»»

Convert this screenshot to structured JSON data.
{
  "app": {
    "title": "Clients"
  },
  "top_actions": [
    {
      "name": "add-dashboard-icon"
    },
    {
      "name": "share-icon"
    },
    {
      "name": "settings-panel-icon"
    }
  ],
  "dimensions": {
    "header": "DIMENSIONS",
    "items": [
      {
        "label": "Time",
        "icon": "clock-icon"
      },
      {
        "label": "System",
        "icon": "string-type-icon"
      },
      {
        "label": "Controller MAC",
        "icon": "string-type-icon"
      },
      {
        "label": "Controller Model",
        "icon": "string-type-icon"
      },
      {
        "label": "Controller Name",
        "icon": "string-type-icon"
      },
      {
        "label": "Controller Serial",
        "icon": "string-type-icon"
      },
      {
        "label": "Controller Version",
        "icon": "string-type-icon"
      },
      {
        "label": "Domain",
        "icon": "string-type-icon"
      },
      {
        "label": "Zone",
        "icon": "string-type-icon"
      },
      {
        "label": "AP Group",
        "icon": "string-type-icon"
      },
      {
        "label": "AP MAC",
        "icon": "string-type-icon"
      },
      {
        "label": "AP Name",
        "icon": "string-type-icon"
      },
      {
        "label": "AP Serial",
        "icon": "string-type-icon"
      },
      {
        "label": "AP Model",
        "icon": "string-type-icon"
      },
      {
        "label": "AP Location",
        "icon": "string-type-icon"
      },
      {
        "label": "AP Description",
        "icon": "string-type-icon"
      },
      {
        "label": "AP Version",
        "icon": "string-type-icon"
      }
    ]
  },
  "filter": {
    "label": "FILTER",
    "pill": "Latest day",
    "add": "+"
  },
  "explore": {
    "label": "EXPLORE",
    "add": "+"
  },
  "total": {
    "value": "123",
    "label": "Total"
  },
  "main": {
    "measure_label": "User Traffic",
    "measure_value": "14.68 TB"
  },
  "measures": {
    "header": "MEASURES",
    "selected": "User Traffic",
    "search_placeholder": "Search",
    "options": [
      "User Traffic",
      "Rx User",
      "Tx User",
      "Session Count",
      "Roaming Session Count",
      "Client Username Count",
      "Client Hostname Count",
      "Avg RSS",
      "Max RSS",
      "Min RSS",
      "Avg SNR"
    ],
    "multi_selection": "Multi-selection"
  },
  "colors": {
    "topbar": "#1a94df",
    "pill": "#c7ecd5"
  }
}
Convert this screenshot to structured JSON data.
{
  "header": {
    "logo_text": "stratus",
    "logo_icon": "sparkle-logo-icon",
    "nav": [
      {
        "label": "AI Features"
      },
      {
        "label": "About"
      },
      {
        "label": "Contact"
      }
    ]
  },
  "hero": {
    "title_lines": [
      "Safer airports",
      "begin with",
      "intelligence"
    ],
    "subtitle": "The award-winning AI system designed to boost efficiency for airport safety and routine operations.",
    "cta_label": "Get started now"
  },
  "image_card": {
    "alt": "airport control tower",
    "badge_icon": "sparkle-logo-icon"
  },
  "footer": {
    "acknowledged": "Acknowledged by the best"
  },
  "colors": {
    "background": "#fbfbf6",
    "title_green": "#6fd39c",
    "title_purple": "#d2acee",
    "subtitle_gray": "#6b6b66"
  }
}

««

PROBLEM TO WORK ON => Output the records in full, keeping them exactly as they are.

RESULT =>
Convert this screenshot to structured JSON data.
{
  "app": {
    "title": "Clients"
  },
  "top_actions": [
    {
      "name": "add-dashboard-icon"
    },
    {
      "name": "share-icon"
    },
    {
      "name": "settings-panel-icon"
    }
  ],
  "dimensions": {
    "header": "DIMENSIONS",
    "items": [
      {
        "label": "Time",
        "icon": "clock-icon"
      },
      {
        "label": "System",
        "icon": "string-type-icon"
      },
      {
        "label": "Controller MAC",
        "icon": "string-type-icon"
      },
      {
        "label": "Controller Model",
        "icon": "string-type-icon"
      },
      {
        "label": "Controller Name",
        "icon": "string-type-icon"
      },
      {
        "label": "Controller Serial",
        "icon": "string-type-icon"
      },
      {
        "label": "Controller Version",
        "icon": "string-type-icon"
      },
      {
        "label": "Domain",
        "icon": "string-type-icon"
      },
      {
        "label": "Zone",
        "icon": "string-type-icon"
      },
      {
        "label": "AP Group",
        "icon": "string-type-icon"
      },
      {
        "label": "AP MAC",
        "icon": "string-type-icon"
      },
      {
        "label": "AP Name",
        "icon": "string-type-icon"
      },
      {
        "label": "AP Serial",
        "icon": "string-type-icon"
      },
      {
        "label": "AP Model",
        "icon": "string-type-icon"
      },
      {
        "label": "AP Location",
        "icon": "string-type-icon"
      },
      {
        "label": "AP Description",
        "icon": "string-type-icon"
      },
      {
        "label": "AP Version",
        "icon": "string-type-icon"
      }
    ]
  },
  "filter": {
    "label": "FILTER",
    "pill": "Latest day",
    "add": "+"
  },
  "explore": {
    "label": "EXPLORE",
    "add": "+"
  },
  "total": {
    "value": "123",
    "label": "Total"
  },
  "main": {
    "measure_label": "User Traffic",
    "measure_value": "14.68 TB"
  },
  "measures": {
    "header": "MEASURES",
    "selected": "User Traffic",
    "search_placeholder": "Search",
    "options": [
      "User Traffic",
      "Rx User",
      "Tx User",
      "Session Count",
      "Roaming Session Count",
      "Client Username Count",
      "Client Hostname Count",
      "Avg RSS",
      "Max RSS",
      "Min RSS",
      "Avg SNR"
    ],
    "multi_selection": "Multi-selection"
  },
  "colors": {
    "topbar": "#1a94df",
    "pill": "#c7ecd5"
  }
}
Convert this screenshot to structured JSON data.
{
  "header": {
    "logo_text": "stratus",
    "logo_icon": "sparkle-logo-icon",
    "nav": [
      {
        "label": "AI Features"
      },
      {
        "label": "About"
      },
      {
        "label": "Contact"
      }
    ]
  },
  "hero": {
    "title_lines": [
      "Safer airports",
      "begin with",
      "intelligence"
    ],
    "subtitle": "The award-winning AI system designed to boost efficiency for airport safety and routine operations.",
    "cta_label": "Get started now"
  },
  "image_card": {
    "alt": "airport control tower",
    "badge_icon": "sparkle-logo-icon"
  },
  "footer": {
    "acknowledged": "Acknowledged by the best"
  },
  "colors": {
    "background": "#fbfbf6",
    "title_green": "#6fd39c",
    "title_purple": "#d2acee",
    "subtitle_gray": "#6b6b66"
  }
}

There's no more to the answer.